-- EXERCISE DATA follows --
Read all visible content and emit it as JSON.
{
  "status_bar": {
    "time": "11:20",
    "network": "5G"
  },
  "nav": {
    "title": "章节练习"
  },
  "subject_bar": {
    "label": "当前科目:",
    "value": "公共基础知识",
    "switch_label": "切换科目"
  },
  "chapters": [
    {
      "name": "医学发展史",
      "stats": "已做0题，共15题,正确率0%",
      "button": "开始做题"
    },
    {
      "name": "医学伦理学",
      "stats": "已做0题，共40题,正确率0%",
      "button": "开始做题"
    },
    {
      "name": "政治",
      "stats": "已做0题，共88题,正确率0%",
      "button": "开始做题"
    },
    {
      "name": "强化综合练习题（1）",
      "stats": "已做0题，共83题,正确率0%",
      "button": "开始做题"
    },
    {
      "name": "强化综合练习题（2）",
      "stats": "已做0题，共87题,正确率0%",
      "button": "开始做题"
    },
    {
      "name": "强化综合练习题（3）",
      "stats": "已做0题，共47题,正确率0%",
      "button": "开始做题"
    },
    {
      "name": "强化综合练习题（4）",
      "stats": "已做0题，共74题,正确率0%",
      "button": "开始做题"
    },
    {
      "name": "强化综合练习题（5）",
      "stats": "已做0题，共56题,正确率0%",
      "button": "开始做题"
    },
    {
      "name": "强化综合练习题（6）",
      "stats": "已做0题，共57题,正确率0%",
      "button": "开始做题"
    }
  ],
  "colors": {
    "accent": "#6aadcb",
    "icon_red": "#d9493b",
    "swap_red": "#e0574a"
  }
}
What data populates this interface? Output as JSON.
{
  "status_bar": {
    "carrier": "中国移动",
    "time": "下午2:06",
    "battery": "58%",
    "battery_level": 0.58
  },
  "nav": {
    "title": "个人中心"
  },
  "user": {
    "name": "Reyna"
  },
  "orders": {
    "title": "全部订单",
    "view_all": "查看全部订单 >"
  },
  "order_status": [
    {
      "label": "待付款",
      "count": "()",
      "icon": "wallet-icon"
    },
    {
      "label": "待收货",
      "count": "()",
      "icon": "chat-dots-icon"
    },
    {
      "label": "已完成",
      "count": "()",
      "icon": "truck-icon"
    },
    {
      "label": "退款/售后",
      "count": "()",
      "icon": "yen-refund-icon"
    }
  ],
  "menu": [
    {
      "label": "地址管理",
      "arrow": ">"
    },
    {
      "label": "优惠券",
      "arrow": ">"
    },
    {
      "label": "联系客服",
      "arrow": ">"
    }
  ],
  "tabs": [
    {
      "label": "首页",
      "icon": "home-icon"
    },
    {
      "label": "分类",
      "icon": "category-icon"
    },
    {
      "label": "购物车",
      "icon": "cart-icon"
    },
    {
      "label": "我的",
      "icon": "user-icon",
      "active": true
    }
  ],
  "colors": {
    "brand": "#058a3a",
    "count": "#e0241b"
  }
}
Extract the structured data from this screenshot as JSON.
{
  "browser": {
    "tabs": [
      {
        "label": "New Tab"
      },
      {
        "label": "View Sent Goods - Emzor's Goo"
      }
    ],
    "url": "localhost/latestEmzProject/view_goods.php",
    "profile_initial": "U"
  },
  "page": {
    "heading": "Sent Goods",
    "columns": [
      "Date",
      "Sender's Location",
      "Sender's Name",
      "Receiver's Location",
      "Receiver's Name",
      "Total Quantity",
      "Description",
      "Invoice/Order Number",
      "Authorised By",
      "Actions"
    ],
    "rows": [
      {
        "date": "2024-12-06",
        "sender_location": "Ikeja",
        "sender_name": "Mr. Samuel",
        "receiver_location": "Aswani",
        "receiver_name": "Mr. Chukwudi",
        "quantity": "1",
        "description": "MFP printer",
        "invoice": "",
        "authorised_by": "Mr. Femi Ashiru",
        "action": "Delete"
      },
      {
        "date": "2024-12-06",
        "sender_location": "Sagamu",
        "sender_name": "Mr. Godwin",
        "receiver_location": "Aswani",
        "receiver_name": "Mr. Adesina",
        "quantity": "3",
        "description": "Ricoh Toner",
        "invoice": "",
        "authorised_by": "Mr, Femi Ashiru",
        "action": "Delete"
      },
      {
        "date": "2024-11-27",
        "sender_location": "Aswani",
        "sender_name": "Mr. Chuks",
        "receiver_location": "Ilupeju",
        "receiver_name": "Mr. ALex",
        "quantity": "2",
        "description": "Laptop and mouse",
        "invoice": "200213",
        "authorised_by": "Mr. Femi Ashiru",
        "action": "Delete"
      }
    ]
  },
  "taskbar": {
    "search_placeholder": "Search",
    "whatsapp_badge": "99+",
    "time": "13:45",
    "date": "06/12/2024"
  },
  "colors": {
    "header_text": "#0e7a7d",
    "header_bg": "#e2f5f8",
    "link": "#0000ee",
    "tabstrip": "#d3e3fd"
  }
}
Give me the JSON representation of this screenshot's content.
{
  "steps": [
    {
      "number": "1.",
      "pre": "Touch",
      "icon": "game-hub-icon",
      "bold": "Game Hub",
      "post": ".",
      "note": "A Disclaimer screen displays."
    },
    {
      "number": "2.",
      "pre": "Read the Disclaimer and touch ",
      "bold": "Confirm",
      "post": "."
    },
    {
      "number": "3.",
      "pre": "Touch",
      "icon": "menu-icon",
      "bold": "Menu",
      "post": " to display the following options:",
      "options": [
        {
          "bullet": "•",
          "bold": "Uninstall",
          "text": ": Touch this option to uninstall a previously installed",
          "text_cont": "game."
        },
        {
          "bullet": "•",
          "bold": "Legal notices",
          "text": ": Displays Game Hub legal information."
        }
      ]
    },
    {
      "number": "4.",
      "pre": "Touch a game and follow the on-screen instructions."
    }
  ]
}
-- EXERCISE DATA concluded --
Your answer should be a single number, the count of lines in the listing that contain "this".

4